[WHAT THE TASK ASKS]
In the records that follow, show each line where the word "subtitle" is present.

[AVAILABLE RECORDS]
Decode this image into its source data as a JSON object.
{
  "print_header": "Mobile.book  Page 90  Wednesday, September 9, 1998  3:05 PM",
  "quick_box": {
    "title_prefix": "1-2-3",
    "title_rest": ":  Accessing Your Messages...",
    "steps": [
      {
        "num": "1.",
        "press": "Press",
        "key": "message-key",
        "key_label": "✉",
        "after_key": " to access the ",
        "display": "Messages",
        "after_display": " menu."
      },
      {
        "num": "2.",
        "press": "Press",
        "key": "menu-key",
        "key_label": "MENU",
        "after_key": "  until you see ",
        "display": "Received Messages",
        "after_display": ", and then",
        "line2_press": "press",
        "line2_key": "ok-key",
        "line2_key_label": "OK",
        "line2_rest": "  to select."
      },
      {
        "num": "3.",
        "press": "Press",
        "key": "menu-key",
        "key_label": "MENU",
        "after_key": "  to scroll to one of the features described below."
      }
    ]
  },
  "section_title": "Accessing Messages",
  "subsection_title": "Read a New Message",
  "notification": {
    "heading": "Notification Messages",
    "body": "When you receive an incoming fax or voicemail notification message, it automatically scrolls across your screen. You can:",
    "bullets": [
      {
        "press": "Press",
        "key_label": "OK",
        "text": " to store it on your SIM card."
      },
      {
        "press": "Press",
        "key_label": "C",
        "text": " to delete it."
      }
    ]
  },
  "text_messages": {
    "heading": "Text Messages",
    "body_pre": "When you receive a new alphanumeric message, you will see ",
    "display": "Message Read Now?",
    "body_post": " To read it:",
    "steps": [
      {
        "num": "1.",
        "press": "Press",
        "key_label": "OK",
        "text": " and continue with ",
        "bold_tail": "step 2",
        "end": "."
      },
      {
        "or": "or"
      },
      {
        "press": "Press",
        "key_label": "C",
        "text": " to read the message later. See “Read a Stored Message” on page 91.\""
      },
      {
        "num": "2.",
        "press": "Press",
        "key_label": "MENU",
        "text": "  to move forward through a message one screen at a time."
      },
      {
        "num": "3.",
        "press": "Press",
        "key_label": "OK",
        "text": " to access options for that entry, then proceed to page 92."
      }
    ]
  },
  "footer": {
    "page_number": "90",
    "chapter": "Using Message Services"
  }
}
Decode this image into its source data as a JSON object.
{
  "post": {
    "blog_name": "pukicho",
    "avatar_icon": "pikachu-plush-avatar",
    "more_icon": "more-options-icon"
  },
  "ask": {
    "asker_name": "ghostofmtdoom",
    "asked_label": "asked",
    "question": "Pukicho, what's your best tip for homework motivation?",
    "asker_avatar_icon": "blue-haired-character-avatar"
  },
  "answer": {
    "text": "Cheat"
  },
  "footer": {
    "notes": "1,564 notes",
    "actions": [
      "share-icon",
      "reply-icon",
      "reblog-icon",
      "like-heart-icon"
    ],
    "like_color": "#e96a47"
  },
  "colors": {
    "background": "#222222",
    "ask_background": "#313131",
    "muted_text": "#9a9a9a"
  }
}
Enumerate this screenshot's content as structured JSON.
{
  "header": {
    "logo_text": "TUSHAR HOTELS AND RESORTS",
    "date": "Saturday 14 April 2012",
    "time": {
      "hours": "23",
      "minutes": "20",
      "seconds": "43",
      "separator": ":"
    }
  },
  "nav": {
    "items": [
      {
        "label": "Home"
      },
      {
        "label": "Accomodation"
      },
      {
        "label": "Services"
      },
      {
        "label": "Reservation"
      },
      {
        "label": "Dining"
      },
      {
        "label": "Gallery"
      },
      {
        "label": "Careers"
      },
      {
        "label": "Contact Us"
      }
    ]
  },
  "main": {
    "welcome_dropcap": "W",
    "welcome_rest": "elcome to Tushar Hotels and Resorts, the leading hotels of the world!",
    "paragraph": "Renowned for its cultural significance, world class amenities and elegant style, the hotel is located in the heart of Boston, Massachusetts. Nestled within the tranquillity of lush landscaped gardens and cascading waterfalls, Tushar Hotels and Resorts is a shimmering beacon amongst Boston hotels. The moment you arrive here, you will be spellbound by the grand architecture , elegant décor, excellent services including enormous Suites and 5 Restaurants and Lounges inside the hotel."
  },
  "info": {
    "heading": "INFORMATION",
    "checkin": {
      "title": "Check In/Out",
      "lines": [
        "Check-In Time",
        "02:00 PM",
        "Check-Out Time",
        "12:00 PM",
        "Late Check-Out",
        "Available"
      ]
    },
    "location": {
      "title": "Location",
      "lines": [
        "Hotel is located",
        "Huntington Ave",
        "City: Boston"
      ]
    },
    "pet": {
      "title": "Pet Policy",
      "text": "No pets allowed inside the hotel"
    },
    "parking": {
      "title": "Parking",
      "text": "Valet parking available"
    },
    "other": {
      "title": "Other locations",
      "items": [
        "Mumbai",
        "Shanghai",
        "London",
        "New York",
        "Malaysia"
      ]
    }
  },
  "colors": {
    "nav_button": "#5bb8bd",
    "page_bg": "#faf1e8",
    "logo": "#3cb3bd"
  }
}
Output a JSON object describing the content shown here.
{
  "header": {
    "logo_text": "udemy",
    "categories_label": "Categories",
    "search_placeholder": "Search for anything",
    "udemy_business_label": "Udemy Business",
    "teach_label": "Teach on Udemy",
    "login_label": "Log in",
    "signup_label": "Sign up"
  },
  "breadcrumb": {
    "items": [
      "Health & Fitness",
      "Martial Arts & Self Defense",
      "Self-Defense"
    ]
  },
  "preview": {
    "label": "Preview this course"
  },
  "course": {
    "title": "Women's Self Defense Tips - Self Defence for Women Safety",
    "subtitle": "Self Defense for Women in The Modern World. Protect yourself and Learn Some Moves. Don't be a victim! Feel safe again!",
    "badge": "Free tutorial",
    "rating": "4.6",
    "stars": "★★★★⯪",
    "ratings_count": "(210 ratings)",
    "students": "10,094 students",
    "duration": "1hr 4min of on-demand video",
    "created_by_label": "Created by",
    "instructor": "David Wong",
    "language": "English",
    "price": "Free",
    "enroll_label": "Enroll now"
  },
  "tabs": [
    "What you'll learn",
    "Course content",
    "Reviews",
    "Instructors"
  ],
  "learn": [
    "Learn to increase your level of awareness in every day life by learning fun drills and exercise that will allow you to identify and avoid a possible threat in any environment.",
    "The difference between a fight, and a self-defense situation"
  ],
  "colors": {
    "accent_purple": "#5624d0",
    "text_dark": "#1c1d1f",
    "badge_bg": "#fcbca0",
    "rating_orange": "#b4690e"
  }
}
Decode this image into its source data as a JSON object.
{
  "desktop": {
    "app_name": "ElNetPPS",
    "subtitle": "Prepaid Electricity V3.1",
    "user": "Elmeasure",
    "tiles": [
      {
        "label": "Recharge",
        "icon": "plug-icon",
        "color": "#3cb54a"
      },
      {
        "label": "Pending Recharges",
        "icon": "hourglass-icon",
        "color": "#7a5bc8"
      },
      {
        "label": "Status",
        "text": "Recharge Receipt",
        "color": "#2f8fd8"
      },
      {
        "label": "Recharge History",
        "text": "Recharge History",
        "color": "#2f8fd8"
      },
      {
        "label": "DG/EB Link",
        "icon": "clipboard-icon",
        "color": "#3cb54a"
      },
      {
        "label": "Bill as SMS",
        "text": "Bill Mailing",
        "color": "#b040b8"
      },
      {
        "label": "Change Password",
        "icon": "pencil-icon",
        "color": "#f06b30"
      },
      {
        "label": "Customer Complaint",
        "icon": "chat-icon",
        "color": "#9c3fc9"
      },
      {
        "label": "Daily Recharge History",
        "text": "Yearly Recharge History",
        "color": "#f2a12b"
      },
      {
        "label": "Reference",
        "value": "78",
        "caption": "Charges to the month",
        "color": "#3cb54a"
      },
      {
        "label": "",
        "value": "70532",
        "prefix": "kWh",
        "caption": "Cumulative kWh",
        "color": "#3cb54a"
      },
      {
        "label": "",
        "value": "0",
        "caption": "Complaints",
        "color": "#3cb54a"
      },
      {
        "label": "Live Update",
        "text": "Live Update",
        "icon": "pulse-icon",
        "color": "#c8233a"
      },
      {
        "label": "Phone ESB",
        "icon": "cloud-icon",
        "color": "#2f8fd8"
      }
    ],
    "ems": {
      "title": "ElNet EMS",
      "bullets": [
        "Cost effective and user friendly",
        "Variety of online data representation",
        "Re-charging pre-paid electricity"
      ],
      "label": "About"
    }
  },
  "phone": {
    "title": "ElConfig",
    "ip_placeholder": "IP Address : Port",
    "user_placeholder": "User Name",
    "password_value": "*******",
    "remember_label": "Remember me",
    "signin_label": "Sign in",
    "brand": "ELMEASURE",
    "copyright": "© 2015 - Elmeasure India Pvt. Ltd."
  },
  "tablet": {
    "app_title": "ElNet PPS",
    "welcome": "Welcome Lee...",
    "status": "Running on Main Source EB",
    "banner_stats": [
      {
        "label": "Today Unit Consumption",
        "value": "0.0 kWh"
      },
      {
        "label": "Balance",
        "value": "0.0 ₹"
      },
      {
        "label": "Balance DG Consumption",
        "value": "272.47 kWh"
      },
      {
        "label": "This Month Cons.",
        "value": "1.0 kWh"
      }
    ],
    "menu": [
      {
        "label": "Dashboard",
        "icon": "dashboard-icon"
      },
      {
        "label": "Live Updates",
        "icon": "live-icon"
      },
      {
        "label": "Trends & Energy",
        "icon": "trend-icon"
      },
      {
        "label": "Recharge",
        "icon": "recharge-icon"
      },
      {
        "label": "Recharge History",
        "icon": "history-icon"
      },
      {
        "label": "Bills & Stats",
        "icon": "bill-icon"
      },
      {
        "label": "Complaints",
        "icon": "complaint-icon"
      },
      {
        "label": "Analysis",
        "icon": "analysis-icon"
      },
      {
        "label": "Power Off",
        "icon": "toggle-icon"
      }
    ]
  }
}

[SOLVED PROBLEM]
    "subtitle": "Self Defense for Women in The Modern World. Protect yourself and Learn Some Moves. Don't be a victim! Feel safe again!",
    "subtitle": "Prepaid Electricity V3.1",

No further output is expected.